Bakers of Maghrebi origin are increasingly renowned in France as they appropriate and preserve one of the nation’s oldest traditions: the baguette. Far from the political debates on immigration currently holding the public’s attention in France and the United States, new French citizens are spontaneously finding their place in society with little trouble. This trend was spectacularly highlighted with the...[Subscriber]
Mahmoud M’Seddi is the best baker in Paris. For the second year in a row, a baker of Maghrebin descent has won the Baguette Grand Prix of the city of Paris. ”The French national bread scene is now undeniably multicolored,” approved American historian and French bread expert Steven Kaplan. An annual competition to make the best baguette in the French capital...[Subscriber]
As the French baguette enters the race to be given Unesco World Heritage status, American historian and French bread expert Steven Kaplan teaches us how to recognize and enjoy a good baguette de tradition. Six criteria matter: appearance, crust, crumb, mouth-feel, aroma, and taste. Viewed as a "fancy" food reserved for the bourgeoisie in the early 20th century, the baguette grew in popularity before...[Subscriber]

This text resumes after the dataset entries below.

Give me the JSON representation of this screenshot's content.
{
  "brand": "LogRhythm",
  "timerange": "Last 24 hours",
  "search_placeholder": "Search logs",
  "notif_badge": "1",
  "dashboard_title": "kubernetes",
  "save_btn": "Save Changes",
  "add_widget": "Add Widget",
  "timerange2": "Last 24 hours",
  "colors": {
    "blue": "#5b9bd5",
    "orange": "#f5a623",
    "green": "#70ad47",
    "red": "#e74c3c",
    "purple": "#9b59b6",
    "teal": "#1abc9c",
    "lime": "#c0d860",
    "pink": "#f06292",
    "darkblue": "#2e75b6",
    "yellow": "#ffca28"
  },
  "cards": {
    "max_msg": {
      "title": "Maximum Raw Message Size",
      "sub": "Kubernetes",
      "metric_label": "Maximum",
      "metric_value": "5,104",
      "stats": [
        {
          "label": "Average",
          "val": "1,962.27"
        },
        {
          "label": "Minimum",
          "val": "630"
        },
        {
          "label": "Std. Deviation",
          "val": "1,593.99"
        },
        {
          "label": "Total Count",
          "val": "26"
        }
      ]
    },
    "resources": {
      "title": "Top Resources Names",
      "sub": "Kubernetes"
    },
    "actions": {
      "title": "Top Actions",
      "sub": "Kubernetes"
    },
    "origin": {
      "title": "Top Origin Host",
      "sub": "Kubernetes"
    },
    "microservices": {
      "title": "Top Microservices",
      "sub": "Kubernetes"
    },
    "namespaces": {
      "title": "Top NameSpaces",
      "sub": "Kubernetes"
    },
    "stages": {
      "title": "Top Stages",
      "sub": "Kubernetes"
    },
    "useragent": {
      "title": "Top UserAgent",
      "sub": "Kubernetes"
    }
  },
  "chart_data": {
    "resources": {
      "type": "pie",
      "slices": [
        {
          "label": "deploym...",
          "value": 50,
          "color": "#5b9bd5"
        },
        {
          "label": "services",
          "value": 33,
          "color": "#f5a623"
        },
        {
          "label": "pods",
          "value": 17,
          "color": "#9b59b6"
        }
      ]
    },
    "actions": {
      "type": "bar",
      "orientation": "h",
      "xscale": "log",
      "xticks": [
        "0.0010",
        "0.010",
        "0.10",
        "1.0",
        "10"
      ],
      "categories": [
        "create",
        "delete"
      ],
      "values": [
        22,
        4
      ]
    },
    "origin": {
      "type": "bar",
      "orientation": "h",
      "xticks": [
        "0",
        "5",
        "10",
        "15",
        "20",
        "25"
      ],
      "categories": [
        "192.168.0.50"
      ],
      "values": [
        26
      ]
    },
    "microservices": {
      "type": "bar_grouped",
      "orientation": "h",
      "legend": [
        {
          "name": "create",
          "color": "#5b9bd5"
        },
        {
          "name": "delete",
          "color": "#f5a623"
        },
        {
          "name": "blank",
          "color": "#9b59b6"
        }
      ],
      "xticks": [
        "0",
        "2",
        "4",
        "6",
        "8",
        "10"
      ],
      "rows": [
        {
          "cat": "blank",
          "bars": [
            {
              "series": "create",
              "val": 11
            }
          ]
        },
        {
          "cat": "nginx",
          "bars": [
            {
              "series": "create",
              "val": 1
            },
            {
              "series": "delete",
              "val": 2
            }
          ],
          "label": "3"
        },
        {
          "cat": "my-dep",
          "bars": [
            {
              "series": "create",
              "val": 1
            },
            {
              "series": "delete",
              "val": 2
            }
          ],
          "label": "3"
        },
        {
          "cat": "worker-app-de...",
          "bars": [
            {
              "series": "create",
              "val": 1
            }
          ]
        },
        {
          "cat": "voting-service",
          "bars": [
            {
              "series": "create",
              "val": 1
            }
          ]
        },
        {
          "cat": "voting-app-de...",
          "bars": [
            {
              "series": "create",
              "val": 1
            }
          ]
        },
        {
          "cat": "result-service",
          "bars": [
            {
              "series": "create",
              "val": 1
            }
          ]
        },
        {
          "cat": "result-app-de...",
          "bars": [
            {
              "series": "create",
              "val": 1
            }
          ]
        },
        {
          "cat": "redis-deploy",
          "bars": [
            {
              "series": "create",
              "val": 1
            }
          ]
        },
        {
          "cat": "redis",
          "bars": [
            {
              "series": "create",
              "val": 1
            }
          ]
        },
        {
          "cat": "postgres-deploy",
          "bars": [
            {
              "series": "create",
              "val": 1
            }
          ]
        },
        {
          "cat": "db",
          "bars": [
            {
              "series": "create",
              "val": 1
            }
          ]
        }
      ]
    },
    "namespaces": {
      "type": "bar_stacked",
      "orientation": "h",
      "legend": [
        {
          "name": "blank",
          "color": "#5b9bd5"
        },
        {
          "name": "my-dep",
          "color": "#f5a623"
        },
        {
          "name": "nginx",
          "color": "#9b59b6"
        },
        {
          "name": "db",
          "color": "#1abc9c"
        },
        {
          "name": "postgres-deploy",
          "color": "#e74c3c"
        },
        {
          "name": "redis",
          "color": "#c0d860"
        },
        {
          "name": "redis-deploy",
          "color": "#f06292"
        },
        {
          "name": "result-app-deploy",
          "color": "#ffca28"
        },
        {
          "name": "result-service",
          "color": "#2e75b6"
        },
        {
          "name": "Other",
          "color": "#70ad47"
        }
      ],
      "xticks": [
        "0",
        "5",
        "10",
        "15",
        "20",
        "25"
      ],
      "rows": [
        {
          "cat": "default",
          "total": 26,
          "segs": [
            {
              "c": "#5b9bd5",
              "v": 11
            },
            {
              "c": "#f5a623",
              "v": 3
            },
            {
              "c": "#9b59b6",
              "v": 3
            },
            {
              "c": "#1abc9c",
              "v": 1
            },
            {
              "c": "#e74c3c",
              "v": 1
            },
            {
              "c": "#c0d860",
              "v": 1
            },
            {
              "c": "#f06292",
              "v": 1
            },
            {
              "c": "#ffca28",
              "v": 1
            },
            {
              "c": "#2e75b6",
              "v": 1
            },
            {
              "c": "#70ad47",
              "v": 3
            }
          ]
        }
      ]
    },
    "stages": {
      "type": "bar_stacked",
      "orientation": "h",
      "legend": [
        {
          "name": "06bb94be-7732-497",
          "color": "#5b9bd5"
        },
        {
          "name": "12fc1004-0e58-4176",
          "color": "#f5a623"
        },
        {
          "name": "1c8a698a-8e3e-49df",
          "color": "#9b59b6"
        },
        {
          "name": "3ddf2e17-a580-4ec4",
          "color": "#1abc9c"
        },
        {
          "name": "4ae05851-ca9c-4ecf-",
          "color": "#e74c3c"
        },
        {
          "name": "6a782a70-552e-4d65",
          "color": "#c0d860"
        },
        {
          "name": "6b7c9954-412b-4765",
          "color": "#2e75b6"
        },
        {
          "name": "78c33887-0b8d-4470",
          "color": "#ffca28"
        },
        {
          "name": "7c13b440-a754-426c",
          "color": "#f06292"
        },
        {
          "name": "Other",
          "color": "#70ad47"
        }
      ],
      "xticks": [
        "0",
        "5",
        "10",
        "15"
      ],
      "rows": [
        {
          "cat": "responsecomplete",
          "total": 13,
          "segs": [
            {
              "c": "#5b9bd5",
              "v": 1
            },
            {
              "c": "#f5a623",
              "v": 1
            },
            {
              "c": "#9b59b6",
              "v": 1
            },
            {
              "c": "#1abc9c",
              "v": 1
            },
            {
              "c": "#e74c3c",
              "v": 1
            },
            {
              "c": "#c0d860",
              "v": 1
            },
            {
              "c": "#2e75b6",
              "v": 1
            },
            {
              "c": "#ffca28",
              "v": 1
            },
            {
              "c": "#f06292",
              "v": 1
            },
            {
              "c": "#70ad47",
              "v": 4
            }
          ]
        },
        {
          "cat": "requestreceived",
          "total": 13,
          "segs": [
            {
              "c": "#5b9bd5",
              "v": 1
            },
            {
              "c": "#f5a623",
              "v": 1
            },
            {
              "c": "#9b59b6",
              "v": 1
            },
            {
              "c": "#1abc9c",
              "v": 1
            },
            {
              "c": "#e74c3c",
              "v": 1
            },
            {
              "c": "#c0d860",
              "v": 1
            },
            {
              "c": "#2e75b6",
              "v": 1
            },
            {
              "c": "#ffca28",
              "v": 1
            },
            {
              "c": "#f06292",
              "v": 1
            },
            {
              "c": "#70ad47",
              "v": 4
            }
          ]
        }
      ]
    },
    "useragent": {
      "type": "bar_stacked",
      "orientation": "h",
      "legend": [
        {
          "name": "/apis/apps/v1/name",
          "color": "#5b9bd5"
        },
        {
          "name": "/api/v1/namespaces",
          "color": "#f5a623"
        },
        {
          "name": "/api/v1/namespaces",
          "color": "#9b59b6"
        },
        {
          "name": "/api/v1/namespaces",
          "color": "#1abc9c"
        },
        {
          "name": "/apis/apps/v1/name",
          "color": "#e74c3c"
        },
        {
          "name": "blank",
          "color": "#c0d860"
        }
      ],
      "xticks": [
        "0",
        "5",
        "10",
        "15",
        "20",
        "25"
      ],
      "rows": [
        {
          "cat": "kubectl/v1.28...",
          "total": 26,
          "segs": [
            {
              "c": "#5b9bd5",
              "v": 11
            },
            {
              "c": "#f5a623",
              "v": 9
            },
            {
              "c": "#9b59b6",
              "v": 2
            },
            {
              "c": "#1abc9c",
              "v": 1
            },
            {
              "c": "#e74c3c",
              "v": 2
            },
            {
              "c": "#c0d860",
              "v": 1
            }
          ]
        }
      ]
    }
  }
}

The Maison Kayser French bakery chain opened its 11th New York site on March 15 in the Manhattan’s Midtown neighborhood. Needless to say, the company is continuing to convert Americans to the art of good bread, and is now working on new openings in Miami and Los Angeles. It is midday in New York, and customers are bustling into the...

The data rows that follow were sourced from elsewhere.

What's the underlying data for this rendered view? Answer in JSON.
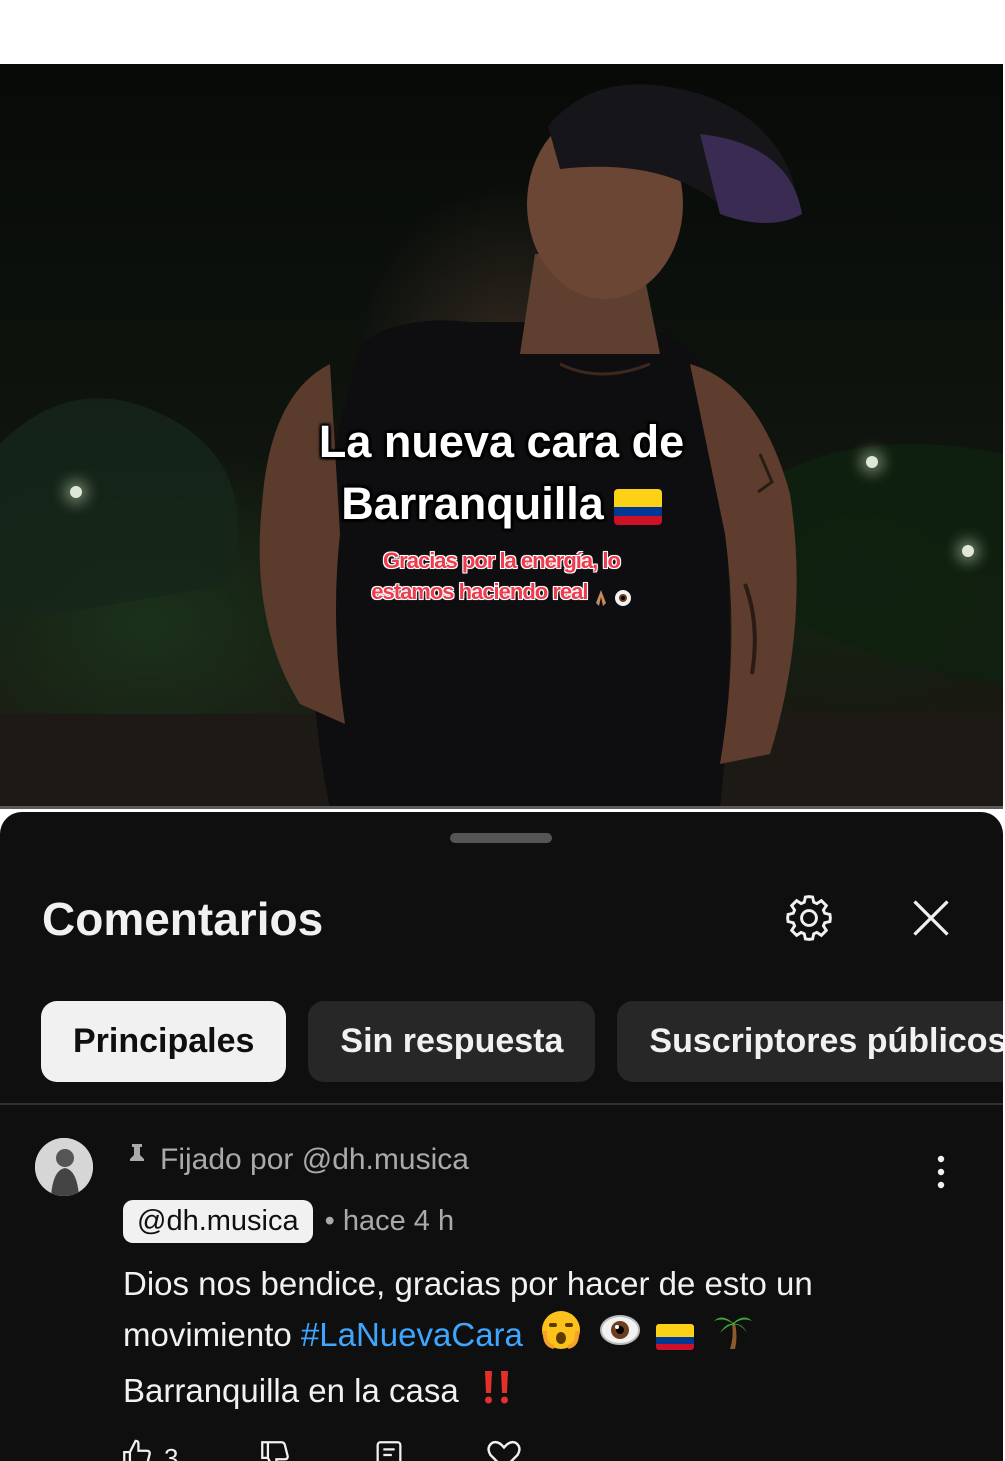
{
  "video": {
    "title_line1": "La nueva cara de",
    "title_line2": "Barranquilla",
    "subtitle_line1": "Gracias por la energía, lo",
    "subtitle_line2": "estamos haciendo real"
  },
  "comments_panel": {
    "title": "Comentarios",
    "filters": [
      {
        "label": "Principales",
        "active": true
      },
      {
        "label": "Sin respuesta",
        "active": false
      },
      {
        "label": "Suscriptores públicos",
        "active": false
      }
    ]
  },
  "pinned_comment": {
    "pinned_label": "Fijado por @dh.musica",
    "author": "@dh.musica",
    "time": "• hace 4 h",
    "text_line1": "Dios nos bendice, gracias por hacer de esto un",
    "text_line2_prefix": "movimiento",
    "hashtag": "#LaNuevaCara",
    "text_line3": "Barranquilla en la casa",
    "like_count": "3"
  },
  "colors": {
    "sheet_bg": "#0f0f0f",
    "chip_bg": "#272727",
    "chip_active_bg": "#f1f1f1",
    "hashtag": "#3ea6ff",
    "subtitle_red": "#ee3b4d"
  },
  "icons": [
    "settings-gear-icon",
    "close-icon",
    "pin-icon",
    "more-vert-icon",
    "thumb-up-icon",
    "thumb-down-icon",
    "reply-icon",
    "heart-icon"
  ]
}
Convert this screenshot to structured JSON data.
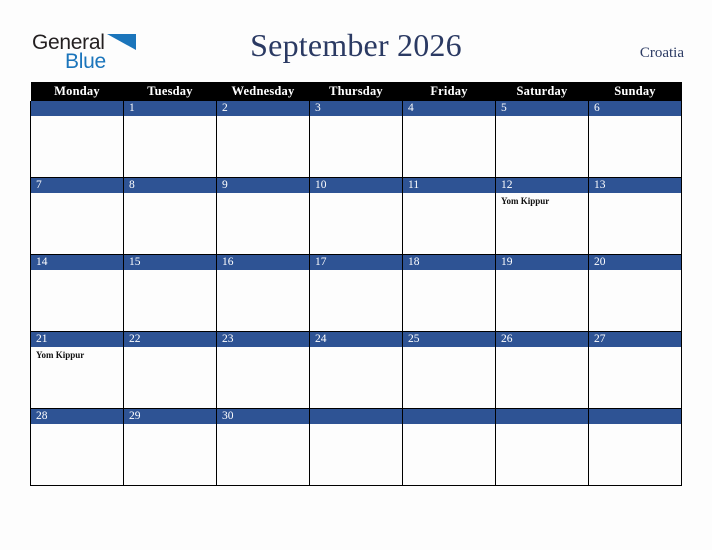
{
  "brand": {
    "name_part1": "General",
    "name_part2": "Blue",
    "triangle_icon": "blue-triangle-icon",
    "accent_color": "#1b75bb",
    "text_color": "#231f20"
  },
  "header": {
    "title": "September 2026",
    "month": "September",
    "year": "2026",
    "country": "Croatia",
    "title_color": "#2b3a63"
  },
  "colors": {
    "weekday_header_bg": "#000000",
    "weekday_header_text": "#ffffff",
    "day_band_bg": "#2e5394",
    "day_band_text": "#ffffff",
    "cell_bg": "#fdfdfd",
    "grid_border": "#000000",
    "page_bg": "#fdfdfd",
    "event_text": "#111111"
  },
  "weekdays": [
    "Monday",
    "Tuesday",
    "Wednesday",
    "Thursday",
    "Friday",
    "Saturday",
    "Sunday"
  ],
  "weeks": [
    [
      {
        "day": "",
        "events": []
      },
      {
        "day": "1",
        "events": []
      },
      {
        "day": "2",
        "events": []
      },
      {
        "day": "3",
        "events": []
      },
      {
        "day": "4",
        "events": []
      },
      {
        "day": "5",
        "events": []
      },
      {
        "day": "6",
        "events": []
      }
    ],
    [
      {
        "day": "7",
        "events": []
      },
      {
        "day": "8",
        "events": []
      },
      {
        "day": "9",
        "events": []
      },
      {
        "day": "10",
        "events": []
      },
      {
        "day": "11",
        "events": []
      },
      {
        "day": "12",
        "events": [
          "Yom Kippur"
        ]
      },
      {
        "day": "13",
        "events": []
      }
    ],
    [
      {
        "day": "14",
        "events": []
      },
      {
        "day": "15",
        "events": []
      },
      {
        "day": "16",
        "events": []
      },
      {
        "day": "17",
        "events": []
      },
      {
        "day": "18",
        "events": []
      },
      {
        "day": "19",
        "events": []
      },
      {
        "day": "20",
        "events": []
      }
    ],
    [
      {
        "day": "21",
        "events": [
          "Yom Kippur"
        ]
      },
      {
        "day": "22",
        "events": []
      },
      {
        "day": "23",
        "events": []
      },
      {
        "day": "24",
        "events": []
      },
      {
        "day": "25",
        "events": []
      },
      {
        "day": "26",
        "events": []
      },
      {
        "day": "27",
        "events": []
      }
    ],
    [
      {
        "day": "28",
        "events": []
      },
      {
        "day": "29",
        "events": []
      },
      {
        "day": "30",
        "events": []
      },
      {
        "day": "",
        "events": []
      },
      {
        "day": "",
        "events": []
      },
      {
        "day": "",
        "events": []
      },
      {
        "day": "",
        "events": []
      }
    ]
  ]
}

The opening of ten Kayser stores in New York in five years confirms Americans' interest in quality bread. For the chain of high-end French bakeries, which has to deliver the same bread as it does in Paris using different American ingredients, the stakes are high. It's four o’clock in the morning in New York. A smell of warm bread wafts through Greenwich Street...

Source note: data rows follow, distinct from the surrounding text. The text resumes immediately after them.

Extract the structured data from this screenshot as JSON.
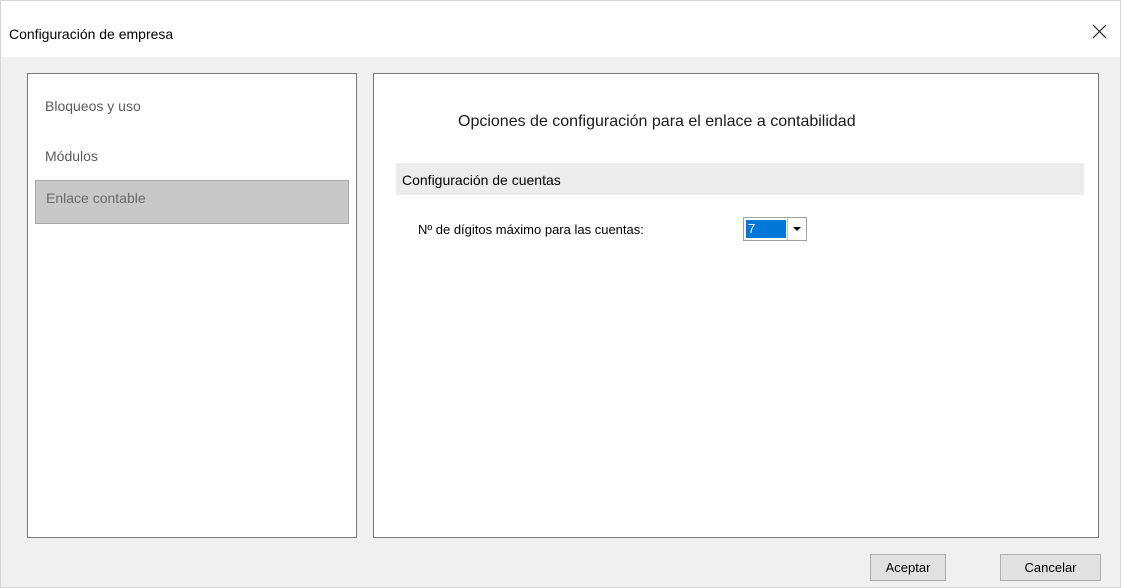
{
  "window": {
    "title": "Configuración de empresa",
    "close_icon": "close-icon"
  },
  "nav": {
    "items": [
      {
        "label": "Bloqueos y uso",
        "selected": false
      },
      {
        "label": "Módulos",
        "selected": false
      },
      {
        "label": "Enlace contable",
        "selected": true
      }
    ]
  },
  "content": {
    "heading": "Opciones de configuración para el enlace a contabilidad",
    "section_title": "Configuración de cuentas",
    "field_label": "Nº de dígitos máximo para las cuentas:",
    "field_value": "7",
    "field_arrow_icon": "chevron-down-icon"
  },
  "buttons": {
    "ok_label": "Aceptar",
    "cancel_label": "Cancelar"
  },
  "colors": {
    "selection_highlight": "#0078d7",
    "nav_selected_bg": "#c8c8c8",
    "section_bar_bg": "#ececec"
  }
}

Gluten-free chips, gluten-free dips, and gluten-free soups, pretzels, beer, and bread, not to mention gluten-free cheese sticks, fish sticks, bread sticks and soy sticks. These were just a few of the thousands of products on display at the most lavish annual gluten-free trade-fair that traversed the U.S. last Fall, according to a report in The New Yorker. This edenic profusion...[Subscriber]